June showed a continued upward trend in home sales, according to a July 21, 2016 report by the National Association of Realtors. Completed home sale transactions in June rose to 1.1% to an annual rate of 5.57 million from May’s 5.51 million. More than 20% of these June home sales are paid through cash.
There are many reasons why home buyers go for an all-cash transaction. For one, the property may be in a state not eligible for mortgage financing but comes with an attractive price tag. In hot real estate markets like New York, there’s the usual tight competition over property. In such situations, sellers would prefer cash offers because the transaction can close faster and easier.

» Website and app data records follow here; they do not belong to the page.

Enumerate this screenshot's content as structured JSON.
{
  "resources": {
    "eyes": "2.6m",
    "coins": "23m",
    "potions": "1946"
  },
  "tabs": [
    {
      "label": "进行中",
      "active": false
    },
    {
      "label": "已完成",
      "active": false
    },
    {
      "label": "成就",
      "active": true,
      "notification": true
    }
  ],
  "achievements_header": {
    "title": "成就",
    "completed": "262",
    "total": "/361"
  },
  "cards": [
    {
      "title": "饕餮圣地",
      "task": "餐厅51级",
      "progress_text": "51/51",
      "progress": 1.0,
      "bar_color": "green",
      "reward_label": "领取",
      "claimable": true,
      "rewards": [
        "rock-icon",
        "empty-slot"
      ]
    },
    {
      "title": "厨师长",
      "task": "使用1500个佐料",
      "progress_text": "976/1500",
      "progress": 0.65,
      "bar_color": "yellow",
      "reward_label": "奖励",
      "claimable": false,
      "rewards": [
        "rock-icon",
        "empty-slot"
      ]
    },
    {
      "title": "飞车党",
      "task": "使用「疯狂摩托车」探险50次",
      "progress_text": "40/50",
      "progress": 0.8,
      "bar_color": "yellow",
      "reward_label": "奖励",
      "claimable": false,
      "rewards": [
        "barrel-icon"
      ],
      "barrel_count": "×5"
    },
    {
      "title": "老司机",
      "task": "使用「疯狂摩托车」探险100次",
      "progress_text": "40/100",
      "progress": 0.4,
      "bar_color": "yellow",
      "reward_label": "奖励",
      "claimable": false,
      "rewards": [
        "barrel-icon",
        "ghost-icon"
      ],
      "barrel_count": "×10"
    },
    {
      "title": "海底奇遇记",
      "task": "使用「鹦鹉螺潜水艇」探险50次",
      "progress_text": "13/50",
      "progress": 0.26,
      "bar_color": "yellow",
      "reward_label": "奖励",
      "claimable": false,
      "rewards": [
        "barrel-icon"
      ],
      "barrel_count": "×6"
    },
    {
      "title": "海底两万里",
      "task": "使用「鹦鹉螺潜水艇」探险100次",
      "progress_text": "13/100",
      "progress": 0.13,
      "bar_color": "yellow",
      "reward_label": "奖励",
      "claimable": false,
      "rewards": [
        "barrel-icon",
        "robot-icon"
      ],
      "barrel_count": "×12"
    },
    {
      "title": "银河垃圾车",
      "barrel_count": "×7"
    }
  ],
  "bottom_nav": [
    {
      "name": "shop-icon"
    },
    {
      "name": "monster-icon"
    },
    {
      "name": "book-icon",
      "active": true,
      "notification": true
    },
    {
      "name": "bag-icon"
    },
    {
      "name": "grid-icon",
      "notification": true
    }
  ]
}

Paying for a home using cash definitely has its perks. One upside is not having to wait for six months to do a cash-out refinance under Fannie Mae’s “Delayed Financing” exception.
Delayed Financing: An Exception to Traditional Cash-Out Rule
A cash-out refinance involves taking out a new mortgage to get lower rates. Then when your new loan exceeds what you owe on your existing mortgage, you get the difference in cash.
Cash-out refinances under Fannie Mae guidelines let borrowers use the proceeds to pay debts such as the first mortgage or take out equity to be used for other purposes, among other things. But to qualify for a cash-out refinance, you must wait at least six months since the purchase of the property.
However, there is an exception to this rule. Fannie Mae’s Delayed Financing exception allows a homebuyer to complete a cash-out refinance within the six-month window for as long as he/she meets these requirements:
The borrower has not taken out a mortgage to finance the property purchased. The property must also have no existing liens which can be confirmed through a preliminary title search.
The borrower must be able to document where the funds used to purchase the property came from, e.g. documents pertaining to personal loans or home equity line of credit (HELOC) for another property, bank statements, etc.
The borrower must prove that the purchase transaction was done at arm’s length. The easiest way to establish that a sale happened is an HUD-1.
In cases when a loan such as a HELOC is used to buy the property, all proceeds from the cash-out refinance must be used to repay the original loan used to purchase the property.
The new loan’s amount must not exceed the borrower’s actual amount to purchase the property, in addition to financing for closing costs, etc. on the new loan.
The borrower must meet Fannie Mae’s eligibility requirements for borrowers who can be individuals, eligible revocable trust or land trust, or an LLC or partnership.
All other eligibility requirements for cash-out refinance should be met.
Delayed Financing effectively reimburses you of the money you spent as soon as possible. This helps you stay afloat financially after pooling your resources together to buy the house.
You can repay your loan associated with the purchase transaction, with payments to the loan’s remaining balance included in the debt-to-income ratio calculation for the new loan. Gifts that are received and used in the property purchase are not reimbursable.
Cash-out refi proceeds can also be used to finance the new loan’s closing costs, prepaid items, and points. Real estate taxes may be included in the new loan amount provided that there should be an escrow for delinquent real estate taxes.
Borrowers can cash out by as much as 70% of the property’s appraised value or the maximum allowable loan-to-value ratios per property type, i.e. primary residence, second home, and investment property.
If you have the means to pay cash for a home, the Delayed Financing exception is a good incentive for you. Not only were you able to buy the property that you dreamed of with less hassle, you can recoup the costs by getting a mortgage loan without delay. Find out if you qualify for a cash-out refinance here.
Justin McHood is America's Mortgage Commentator and has been providing expert mortgage analysis for over 10 years.